Data about app and page elements:
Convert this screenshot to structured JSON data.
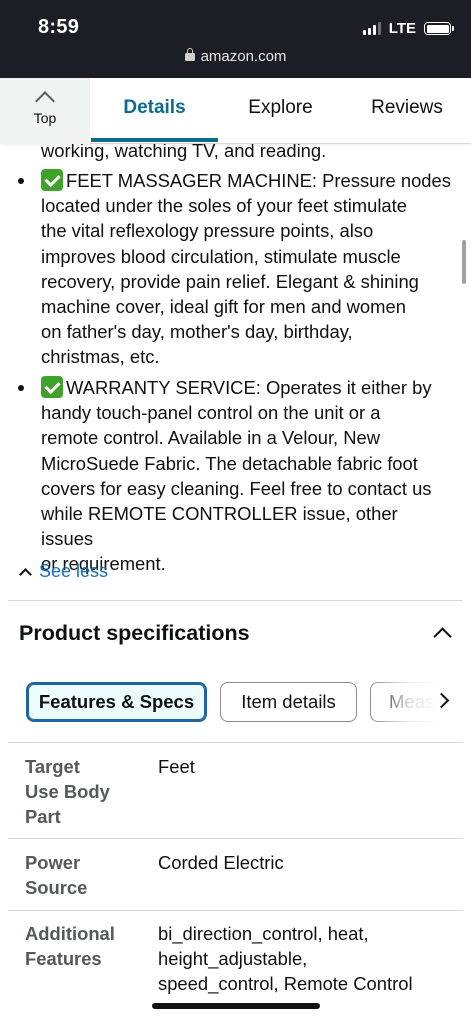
{
  "status_bar": {
    "time": "8:59",
    "network": "LTE",
    "url": "amazon.com"
  },
  "tabnav": {
    "top_label": "Top",
    "tabs": [
      {
        "label": "Details",
        "active": true
      },
      {
        "label": "Explore",
        "active": false
      },
      {
        "label": "Reviews",
        "active": false
      }
    ]
  },
  "description": {
    "intro_tail": "working, watching TV, and reading.",
    "bullets": [
      {
        "icon": "check-icon",
        "lines": [
          "FEET MASSAGER MACHINE: Pressure nodes",
          "located under the soles of your feet stimulate",
          "the vital reflexology pressure points, also",
          "improves blood circulation, stimulate muscle",
          "recovery, provide pain relief. Elegant & shining",
          "machine cover, ideal gift for men and women",
          "on father's day, mother's day, birthday,",
          "christmas, etc."
        ]
      },
      {
        "icon": "check-icon",
        "lines": [
          "WARRANTY SERVICE: Operates it either by",
          "handy touch-panel control on the unit or a",
          "remote control. Available in a Velour, New",
          "MicroSuede Fabric. The detachable fabric foot",
          "covers for easy cleaning. Feel free to contact us",
          "while REMOTE CONTROLLER issue, other issues",
          "or requirement."
        ]
      }
    ],
    "see_less": "See less"
  },
  "specifications": {
    "title": "Product specifications",
    "chips": [
      {
        "label": "Features & Specs",
        "selected": true
      },
      {
        "label": "Item details",
        "selected": false
      },
      {
        "label": "Measu",
        "selected": false
      }
    ],
    "rows": [
      {
        "key_lines": [
          "Target",
          "Use Body",
          "Part"
        ],
        "value_lines": [
          "Feet"
        ]
      },
      {
        "key_lines": [
          "Power",
          "Source"
        ],
        "value_lines": [
          "Corded Electric"
        ]
      },
      {
        "key_lines": [
          "Additional",
          "Features"
        ],
        "value_lines": [
          "bi_direction_control, heat,",
          "height_adjustable,",
          "speed_control, Remote Control"
        ]
      }
    ]
  },
  "colors": {
    "accent": "#0e6b8a",
    "link": "#146eb4",
    "check": "#3fa22b",
    "chip_selected_border": "#2162a1"
  }
}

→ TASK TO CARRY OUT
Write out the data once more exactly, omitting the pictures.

→ WORKED SOLUTION
Convert this screenshot to structured JSON data.
{
  "status_bar": {
    "time": "8:59",
    "network": "LTE",
    "url": "amazon.com"
  },
  "tabnav": {
    "top_label": "Top",
    "tabs": [
      {
        "label": "Details",
        "active": true
      },
      {
        "label": "Explore",
        "active": false
      },
      {
        "label": "Reviews",
        "active": false
      }
    ]
  },
  "description": {
    "intro_tail": "working, watching TV, and reading.",
    "bullets": [
      {
        "icon": "check-icon",
        "lines": [
          "FEET MASSAGER MACHINE: Pressure nodes",
          "located under the soles of your feet stimulate",
          "the vital reflexology pressure points, also",
          "improves blood circulation, stimulate muscle",
          "recovery, provide pain relief. Elegant & shining",
          "machine cover, ideal gift for men and women",
          "on father's day, mother's day, birthday,",
          "christmas, etc."
        ]
      },
      {
        "icon": "check-icon",
        "lines": [
          "WARRANTY SERVICE: Operates it either by",
          "handy touch-panel control on the unit or a",
          "remote control. Available in a Velour, New",
          "MicroSuede Fabric. The detachable fabric foot",
          "covers for easy cleaning. Feel free to contact us",
          "while REMOTE CONTROLLER issue, other issues",
          "or requirement."
        ]
      }
    ],
    "see_less": "See less"
  },
  "specifications": {
    "title": "Product specifications",
    "chips": [
      {
        "label": "Features & Specs",
        "selected": true
      },
      {
        "label": "Item details",
        "selected": false
      },
      {
        "label": "Measu",
        "selected": false
      }
    ],
    "rows": [
      {
        "key_lines": [
          "Target",
          "Use Body",
          "Part"
        ],
        "value_lines": [
          "Feet"
        ]
      },
      {
        "key_lines": [
          "Power",
          "Source"
        ],
        "value_lines": [
          "Corded Electric"
        ]
      },
      {
        "key_lines": [
          "Additional",
          "Features"
        ],
        "value_lines": [
          "bi_direction_control, heat,",
          "height_adjustable,",
          "speed_control, Remote Control"
        ]
      }
    ]
  },
  "colors": {
    "accent": "#0e6b8a",
    "link": "#146eb4",
    "check": "#3fa22b",
    "chip_selected_border": "#2162a1"
  }
}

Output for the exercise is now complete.